AIM OF THE TASK
Scan the records for the word "room". Copy each line that includes it.

--- START ---

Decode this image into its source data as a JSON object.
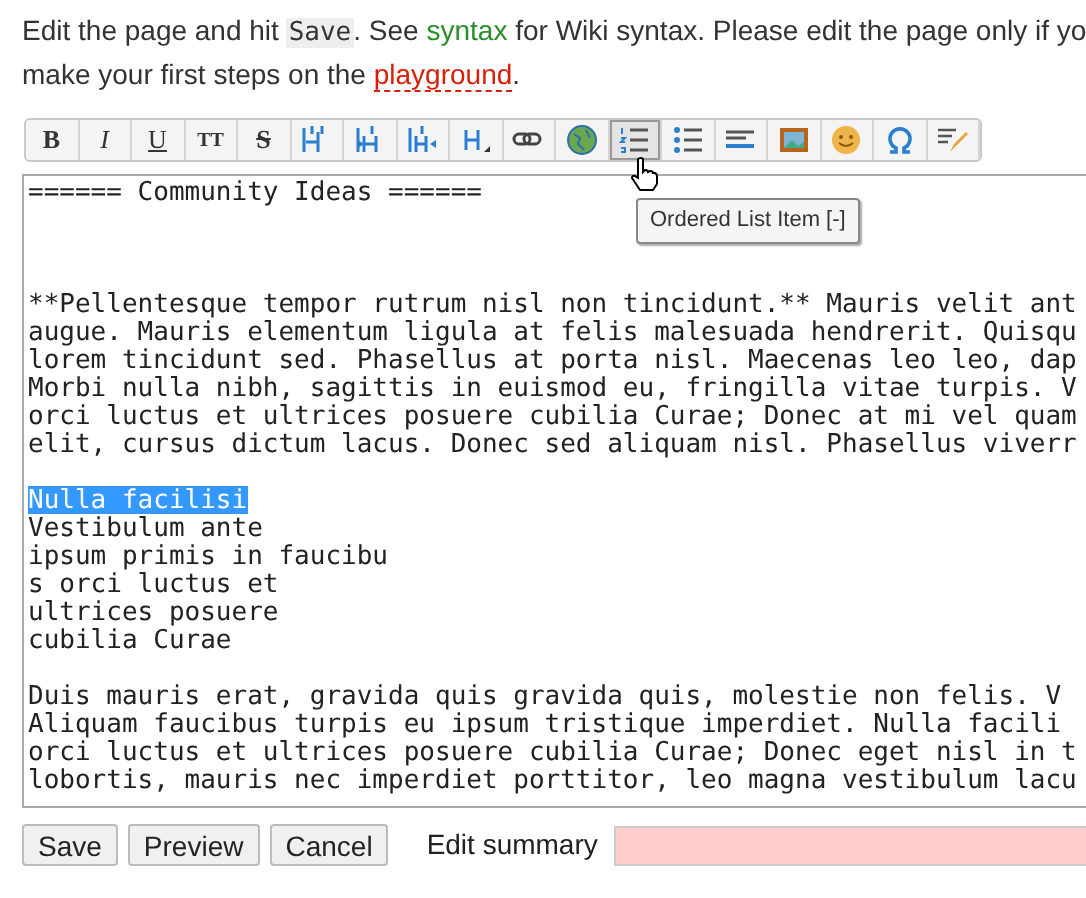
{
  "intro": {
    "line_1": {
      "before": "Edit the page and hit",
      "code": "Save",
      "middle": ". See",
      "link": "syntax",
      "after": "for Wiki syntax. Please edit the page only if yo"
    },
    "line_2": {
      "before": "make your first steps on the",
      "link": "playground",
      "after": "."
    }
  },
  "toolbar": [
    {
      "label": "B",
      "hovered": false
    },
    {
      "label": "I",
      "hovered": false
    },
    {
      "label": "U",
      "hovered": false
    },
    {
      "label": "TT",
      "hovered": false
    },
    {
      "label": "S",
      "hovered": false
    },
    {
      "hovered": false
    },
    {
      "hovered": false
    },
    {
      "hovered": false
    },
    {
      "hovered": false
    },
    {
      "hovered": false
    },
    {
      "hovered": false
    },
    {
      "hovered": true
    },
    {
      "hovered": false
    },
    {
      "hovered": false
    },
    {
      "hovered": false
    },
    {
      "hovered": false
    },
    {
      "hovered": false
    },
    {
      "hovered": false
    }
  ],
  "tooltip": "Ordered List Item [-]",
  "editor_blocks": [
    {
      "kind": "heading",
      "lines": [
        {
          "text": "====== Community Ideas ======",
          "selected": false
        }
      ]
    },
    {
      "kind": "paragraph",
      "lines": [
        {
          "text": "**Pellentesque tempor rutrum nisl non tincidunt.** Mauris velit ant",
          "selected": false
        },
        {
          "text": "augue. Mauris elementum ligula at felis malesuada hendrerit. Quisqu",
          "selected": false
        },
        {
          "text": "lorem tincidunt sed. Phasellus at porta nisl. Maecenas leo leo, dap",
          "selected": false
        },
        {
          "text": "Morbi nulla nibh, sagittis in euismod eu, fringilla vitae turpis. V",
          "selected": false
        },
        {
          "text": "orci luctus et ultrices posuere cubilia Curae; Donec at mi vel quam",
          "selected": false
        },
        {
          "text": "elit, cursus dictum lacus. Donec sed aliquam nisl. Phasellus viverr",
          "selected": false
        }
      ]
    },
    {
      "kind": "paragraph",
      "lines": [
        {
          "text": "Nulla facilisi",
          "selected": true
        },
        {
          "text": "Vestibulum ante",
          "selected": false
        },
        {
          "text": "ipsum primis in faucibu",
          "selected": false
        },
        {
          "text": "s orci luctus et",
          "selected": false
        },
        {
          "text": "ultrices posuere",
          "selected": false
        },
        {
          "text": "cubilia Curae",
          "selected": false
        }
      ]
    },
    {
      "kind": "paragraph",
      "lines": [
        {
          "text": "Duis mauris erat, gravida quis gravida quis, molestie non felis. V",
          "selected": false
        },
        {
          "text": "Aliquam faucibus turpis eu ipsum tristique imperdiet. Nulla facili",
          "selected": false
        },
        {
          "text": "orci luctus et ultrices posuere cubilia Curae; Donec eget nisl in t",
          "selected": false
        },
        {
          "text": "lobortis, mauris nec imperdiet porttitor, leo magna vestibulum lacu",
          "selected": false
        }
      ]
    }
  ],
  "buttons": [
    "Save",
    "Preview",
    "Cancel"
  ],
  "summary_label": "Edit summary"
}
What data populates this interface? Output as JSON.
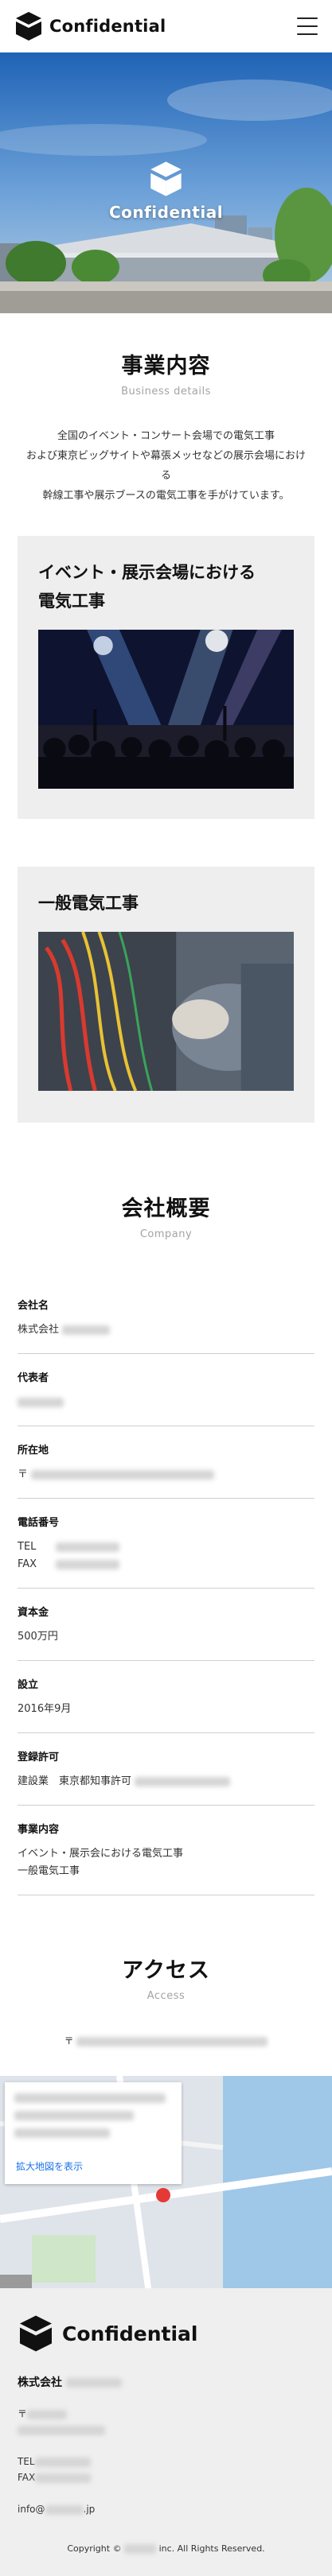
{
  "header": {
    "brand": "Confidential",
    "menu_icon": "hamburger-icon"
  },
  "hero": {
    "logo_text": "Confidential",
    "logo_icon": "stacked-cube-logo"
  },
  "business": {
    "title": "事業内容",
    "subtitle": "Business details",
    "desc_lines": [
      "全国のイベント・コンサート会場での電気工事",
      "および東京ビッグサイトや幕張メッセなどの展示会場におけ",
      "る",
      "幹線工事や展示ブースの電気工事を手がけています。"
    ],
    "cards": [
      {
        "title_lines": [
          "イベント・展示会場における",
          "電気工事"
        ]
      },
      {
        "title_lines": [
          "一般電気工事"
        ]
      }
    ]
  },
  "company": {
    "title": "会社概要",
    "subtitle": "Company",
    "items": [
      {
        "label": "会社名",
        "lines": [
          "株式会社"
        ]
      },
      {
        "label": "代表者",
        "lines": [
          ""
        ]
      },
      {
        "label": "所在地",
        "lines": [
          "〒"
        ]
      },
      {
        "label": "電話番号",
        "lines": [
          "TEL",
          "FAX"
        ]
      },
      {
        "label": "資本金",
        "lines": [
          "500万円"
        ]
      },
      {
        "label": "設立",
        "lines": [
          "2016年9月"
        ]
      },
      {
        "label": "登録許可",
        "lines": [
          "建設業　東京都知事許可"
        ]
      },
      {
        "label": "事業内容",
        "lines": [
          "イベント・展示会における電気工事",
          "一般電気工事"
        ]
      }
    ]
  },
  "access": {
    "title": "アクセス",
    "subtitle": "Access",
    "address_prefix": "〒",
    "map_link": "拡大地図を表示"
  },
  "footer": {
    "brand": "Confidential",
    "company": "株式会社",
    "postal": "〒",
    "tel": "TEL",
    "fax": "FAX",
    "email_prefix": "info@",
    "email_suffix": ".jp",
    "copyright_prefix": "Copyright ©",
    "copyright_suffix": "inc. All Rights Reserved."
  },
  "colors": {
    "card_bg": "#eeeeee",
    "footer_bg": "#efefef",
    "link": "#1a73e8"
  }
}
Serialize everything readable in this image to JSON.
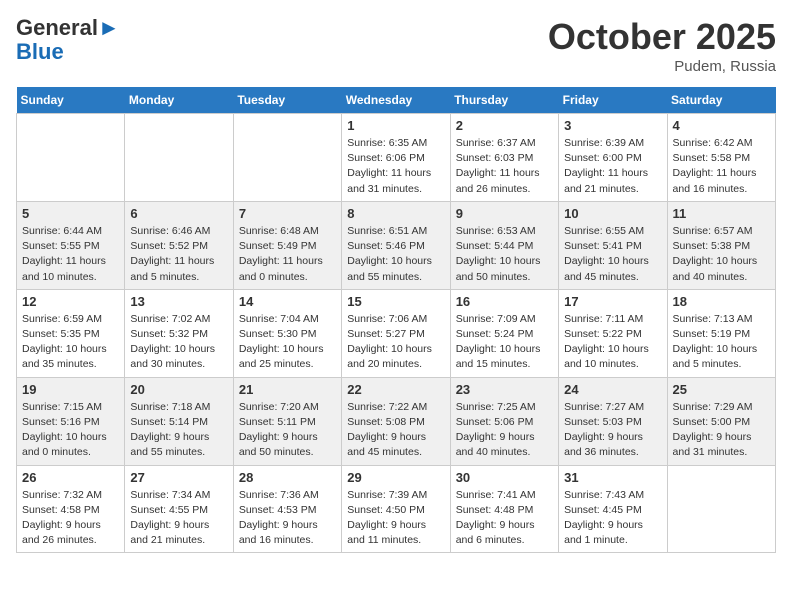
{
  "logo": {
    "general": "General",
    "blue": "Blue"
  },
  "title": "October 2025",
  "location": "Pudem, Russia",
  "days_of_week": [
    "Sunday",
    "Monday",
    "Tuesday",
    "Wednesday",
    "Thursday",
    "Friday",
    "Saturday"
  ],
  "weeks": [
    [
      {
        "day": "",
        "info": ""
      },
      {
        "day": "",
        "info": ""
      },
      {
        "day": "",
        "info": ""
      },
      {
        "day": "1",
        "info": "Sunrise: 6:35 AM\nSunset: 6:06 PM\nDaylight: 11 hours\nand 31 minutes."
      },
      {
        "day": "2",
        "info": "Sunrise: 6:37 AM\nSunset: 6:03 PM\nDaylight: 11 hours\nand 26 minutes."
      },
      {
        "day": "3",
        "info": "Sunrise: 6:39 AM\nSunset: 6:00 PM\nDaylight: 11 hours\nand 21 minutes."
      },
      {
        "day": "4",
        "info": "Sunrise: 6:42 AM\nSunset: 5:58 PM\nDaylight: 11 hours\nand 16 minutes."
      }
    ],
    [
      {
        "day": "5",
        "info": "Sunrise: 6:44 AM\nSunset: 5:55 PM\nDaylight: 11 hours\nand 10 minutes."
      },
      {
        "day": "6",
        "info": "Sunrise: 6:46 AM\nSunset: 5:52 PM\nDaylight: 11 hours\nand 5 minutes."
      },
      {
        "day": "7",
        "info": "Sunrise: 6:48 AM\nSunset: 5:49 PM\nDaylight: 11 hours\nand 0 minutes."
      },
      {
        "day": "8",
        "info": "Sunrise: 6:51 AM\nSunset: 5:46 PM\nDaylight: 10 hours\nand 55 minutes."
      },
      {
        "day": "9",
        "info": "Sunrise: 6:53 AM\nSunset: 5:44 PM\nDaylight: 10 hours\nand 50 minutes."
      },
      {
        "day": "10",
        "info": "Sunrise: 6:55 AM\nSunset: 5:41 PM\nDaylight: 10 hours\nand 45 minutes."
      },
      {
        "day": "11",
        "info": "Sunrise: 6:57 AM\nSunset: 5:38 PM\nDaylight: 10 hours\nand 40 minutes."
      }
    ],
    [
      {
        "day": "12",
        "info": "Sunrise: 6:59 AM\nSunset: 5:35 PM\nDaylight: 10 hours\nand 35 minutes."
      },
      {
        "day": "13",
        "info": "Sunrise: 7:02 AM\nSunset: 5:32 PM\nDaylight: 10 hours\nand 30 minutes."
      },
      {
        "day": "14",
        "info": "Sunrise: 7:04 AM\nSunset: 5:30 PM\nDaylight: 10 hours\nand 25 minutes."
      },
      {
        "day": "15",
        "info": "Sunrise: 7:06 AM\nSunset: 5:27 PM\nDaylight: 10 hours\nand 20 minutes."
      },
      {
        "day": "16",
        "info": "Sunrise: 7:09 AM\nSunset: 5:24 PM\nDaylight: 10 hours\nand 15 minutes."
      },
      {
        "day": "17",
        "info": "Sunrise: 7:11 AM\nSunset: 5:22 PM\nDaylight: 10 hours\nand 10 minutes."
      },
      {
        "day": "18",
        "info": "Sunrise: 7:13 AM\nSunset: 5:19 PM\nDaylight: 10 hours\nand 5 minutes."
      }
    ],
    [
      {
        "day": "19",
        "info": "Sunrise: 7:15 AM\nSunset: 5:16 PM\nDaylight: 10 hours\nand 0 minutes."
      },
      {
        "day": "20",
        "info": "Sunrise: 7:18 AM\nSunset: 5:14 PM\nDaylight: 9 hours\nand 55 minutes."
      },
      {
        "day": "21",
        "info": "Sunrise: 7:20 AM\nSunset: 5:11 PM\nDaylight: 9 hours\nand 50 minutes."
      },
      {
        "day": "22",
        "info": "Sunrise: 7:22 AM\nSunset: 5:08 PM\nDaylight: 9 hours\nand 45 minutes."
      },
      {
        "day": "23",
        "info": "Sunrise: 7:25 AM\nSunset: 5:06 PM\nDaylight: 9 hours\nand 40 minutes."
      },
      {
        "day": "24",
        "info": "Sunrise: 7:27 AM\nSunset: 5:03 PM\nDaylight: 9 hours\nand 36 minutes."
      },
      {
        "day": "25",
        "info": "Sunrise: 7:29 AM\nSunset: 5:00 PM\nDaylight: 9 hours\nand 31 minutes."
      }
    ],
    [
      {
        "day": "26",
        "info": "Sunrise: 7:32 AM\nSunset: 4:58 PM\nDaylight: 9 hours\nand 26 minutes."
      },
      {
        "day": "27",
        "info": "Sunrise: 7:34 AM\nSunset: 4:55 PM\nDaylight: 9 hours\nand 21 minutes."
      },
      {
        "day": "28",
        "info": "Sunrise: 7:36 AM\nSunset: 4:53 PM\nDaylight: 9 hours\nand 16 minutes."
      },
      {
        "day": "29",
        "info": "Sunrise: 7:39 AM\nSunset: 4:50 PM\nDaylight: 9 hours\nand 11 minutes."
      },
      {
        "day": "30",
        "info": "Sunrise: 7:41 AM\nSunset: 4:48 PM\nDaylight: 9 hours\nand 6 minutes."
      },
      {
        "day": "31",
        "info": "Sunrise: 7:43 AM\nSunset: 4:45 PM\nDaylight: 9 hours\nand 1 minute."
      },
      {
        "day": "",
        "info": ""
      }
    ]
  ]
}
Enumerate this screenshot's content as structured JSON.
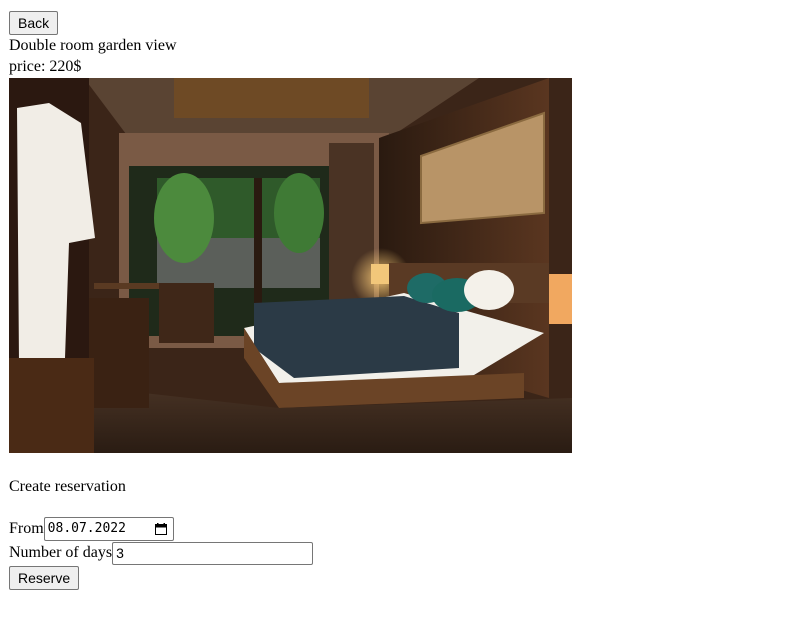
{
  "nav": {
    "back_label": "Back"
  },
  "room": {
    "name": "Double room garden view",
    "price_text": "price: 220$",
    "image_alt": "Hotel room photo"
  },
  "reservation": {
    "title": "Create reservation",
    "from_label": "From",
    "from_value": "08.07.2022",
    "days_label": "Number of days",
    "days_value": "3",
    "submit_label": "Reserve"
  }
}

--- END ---

ANSWER TO THE PROBLEM
  "room": {
    "name": "Double room garden view",
    "image_alt": "Hotel room photo"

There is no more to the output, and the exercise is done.